Entries from a dataset of interfaces
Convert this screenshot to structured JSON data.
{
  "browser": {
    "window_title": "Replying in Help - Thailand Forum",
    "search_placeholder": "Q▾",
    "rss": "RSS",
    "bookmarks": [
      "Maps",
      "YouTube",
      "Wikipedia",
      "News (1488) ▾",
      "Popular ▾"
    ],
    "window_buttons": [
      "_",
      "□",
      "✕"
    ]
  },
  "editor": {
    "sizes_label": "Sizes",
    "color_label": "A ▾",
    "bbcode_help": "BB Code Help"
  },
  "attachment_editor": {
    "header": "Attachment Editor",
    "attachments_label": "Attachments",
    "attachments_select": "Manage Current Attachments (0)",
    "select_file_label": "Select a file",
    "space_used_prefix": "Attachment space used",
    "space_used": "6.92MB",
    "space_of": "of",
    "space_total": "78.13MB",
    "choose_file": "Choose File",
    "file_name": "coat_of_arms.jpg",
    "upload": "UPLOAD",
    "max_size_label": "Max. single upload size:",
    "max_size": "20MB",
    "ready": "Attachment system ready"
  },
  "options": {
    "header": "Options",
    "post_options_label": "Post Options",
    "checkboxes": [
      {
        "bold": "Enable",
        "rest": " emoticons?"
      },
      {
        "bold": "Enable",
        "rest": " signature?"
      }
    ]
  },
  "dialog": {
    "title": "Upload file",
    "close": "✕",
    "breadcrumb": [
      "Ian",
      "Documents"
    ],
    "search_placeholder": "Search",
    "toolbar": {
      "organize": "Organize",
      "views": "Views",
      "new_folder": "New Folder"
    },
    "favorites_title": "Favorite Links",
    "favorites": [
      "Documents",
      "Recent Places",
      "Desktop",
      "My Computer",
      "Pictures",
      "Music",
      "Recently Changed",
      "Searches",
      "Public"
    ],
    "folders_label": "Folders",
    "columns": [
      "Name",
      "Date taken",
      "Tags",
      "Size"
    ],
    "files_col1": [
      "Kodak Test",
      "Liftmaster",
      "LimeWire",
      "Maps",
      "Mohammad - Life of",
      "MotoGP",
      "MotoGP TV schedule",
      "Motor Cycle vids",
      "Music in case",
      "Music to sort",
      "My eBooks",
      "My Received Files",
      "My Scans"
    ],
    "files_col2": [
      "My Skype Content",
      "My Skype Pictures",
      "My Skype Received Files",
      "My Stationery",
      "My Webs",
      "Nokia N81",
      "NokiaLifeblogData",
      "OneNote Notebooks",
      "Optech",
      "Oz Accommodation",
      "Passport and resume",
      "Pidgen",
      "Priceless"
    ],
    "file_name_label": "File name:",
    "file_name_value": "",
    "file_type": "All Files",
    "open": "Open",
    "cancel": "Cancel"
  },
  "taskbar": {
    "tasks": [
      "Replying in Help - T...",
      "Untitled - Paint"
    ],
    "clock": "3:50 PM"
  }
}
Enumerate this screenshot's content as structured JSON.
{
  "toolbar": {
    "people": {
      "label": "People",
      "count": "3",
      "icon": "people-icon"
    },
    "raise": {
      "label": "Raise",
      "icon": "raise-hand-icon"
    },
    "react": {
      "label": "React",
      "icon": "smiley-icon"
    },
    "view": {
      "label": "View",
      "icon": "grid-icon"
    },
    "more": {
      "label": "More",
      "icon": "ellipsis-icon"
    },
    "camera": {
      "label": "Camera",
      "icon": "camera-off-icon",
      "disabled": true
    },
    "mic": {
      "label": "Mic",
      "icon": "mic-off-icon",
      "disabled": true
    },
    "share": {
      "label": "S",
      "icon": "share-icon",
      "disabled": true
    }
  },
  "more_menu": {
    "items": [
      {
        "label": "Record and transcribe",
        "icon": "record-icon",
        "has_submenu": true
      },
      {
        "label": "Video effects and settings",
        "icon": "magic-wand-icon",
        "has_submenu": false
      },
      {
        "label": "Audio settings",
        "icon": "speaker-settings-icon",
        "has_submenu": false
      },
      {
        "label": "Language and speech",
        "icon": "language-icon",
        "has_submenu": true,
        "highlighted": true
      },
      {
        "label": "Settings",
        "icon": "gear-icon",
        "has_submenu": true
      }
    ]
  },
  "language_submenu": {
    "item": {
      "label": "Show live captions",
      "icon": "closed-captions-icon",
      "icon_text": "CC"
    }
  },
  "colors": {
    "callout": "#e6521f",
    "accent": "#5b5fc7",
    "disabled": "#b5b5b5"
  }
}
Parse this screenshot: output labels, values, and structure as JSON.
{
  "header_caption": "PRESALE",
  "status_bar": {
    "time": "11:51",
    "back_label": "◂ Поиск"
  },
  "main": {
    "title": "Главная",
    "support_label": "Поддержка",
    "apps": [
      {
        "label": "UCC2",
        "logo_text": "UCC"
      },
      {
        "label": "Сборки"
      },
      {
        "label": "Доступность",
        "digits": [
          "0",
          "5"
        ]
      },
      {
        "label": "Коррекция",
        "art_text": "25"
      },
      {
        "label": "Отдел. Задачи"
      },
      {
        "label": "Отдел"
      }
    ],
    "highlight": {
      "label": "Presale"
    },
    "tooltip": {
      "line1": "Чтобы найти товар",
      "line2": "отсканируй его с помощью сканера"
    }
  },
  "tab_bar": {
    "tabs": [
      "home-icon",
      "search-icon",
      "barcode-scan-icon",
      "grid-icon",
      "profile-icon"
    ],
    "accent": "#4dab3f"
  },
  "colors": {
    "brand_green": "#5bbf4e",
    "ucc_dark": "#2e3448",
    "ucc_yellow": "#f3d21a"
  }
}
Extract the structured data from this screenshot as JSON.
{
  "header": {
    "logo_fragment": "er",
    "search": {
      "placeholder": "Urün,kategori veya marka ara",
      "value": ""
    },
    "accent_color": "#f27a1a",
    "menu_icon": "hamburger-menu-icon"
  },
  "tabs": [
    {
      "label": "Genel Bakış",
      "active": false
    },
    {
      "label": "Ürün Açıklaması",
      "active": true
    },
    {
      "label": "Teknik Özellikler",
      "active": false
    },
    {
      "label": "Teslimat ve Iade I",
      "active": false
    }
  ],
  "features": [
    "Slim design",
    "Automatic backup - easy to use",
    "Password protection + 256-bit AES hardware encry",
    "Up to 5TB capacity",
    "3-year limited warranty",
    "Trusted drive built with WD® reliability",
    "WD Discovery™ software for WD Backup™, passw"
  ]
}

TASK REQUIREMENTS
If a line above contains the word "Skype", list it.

RESPONSE BOX
      "My Skype Content",
      "My Skype Pictures",
      "My Skype Received Files",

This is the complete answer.